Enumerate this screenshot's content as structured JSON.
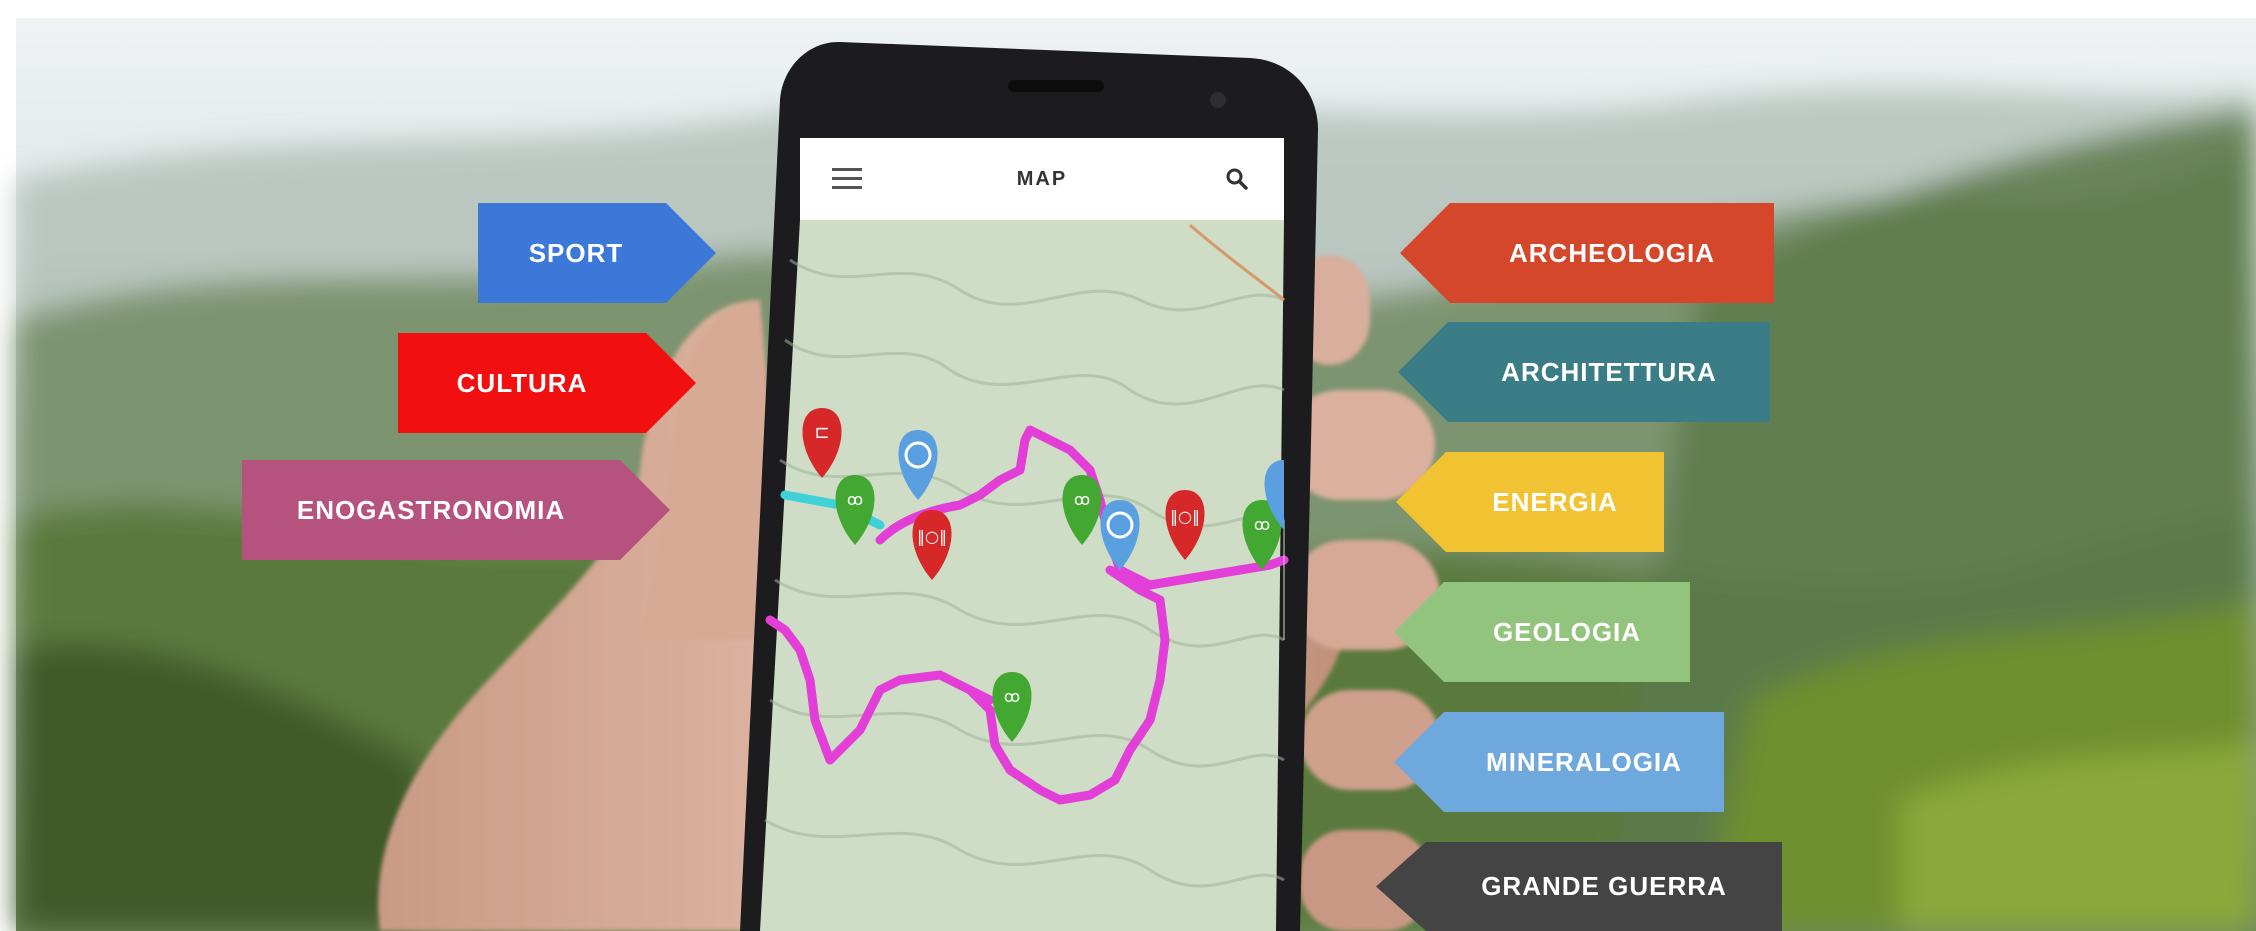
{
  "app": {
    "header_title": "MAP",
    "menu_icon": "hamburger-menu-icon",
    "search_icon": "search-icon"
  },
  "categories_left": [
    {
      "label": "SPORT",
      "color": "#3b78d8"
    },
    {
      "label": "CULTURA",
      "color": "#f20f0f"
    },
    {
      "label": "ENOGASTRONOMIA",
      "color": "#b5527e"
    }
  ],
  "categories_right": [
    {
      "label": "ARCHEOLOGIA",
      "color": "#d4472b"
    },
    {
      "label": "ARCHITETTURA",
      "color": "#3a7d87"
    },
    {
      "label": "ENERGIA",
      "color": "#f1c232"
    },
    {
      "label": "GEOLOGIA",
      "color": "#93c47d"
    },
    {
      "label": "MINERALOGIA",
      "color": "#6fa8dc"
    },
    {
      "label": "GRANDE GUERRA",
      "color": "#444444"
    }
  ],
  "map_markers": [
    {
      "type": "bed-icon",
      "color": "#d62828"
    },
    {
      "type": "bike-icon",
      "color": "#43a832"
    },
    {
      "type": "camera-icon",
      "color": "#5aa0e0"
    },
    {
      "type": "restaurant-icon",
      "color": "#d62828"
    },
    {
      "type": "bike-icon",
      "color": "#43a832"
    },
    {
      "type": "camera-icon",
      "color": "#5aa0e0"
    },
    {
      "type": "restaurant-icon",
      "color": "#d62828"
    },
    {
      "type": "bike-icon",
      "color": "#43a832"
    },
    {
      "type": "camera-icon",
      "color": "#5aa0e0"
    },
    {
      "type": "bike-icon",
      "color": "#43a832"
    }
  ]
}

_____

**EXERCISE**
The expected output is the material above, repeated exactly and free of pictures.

**TASK RESULT**
Enumerate this screenshot's content as structured JSON.
{
  "app": {
    "header_title": "MAP",
    "menu_icon": "hamburger-menu-icon",
    "search_icon": "search-icon"
  },
  "categories_left": [
    {
      "label": "SPORT",
      "color": "#3b78d8"
    },
    {
      "label": "CULTURA",
      "color": "#f20f0f"
    },
    {
      "label": "ENOGASTRONOMIA",
      "color": "#b5527e"
    }
  ],
  "categories_right": [
    {
      "label": "ARCHEOLOGIA",
      "color": "#d4472b"
    },
    {
      "label": "ARCHITETTURA",
      "color": "#3a7d87"
    },
    {
      "label": "ENERGIA",
      "color": "#f1c232"
    },
    {
      "label": "GEOLOGIA",
      "color": "#93c47d"
    },
    {
      "label": "MINERALOGIA",
      "color": "#6fa8dc"
    },
    {
      "label": "GRANDE GUERRA",
      "color": "#444444"
    }
  ],
  "map_markers": [
    {
      "type": "bed-icon",
      "color": "#d62828"
    },
    {
      "type": "bike-icon",
      "color": "#43a832"
    },
    {
      "type": "camera-icon",
      "color": "#5aa0e0"
    },
    {
      "type": "restaurant-icon",
      "color": "#d62828"
    },
    {
      "type": "bike-icon",
      "color": "#43a832"
    },
    {
      "type": "camera-icon",
      "color": "#5aa0e0"
    },
    {
      "type": "restaurant-icon",
      "color": "#d62828"
    },
    {
      "type": "bike-icon",
      "color": "#43a832"
    },
    {
      "type": "camera-icon",
      "color": "#5aa0e0"
    },
    {
      "type": "bike-icon",
      "color": "#43a832"
    }
  ]
}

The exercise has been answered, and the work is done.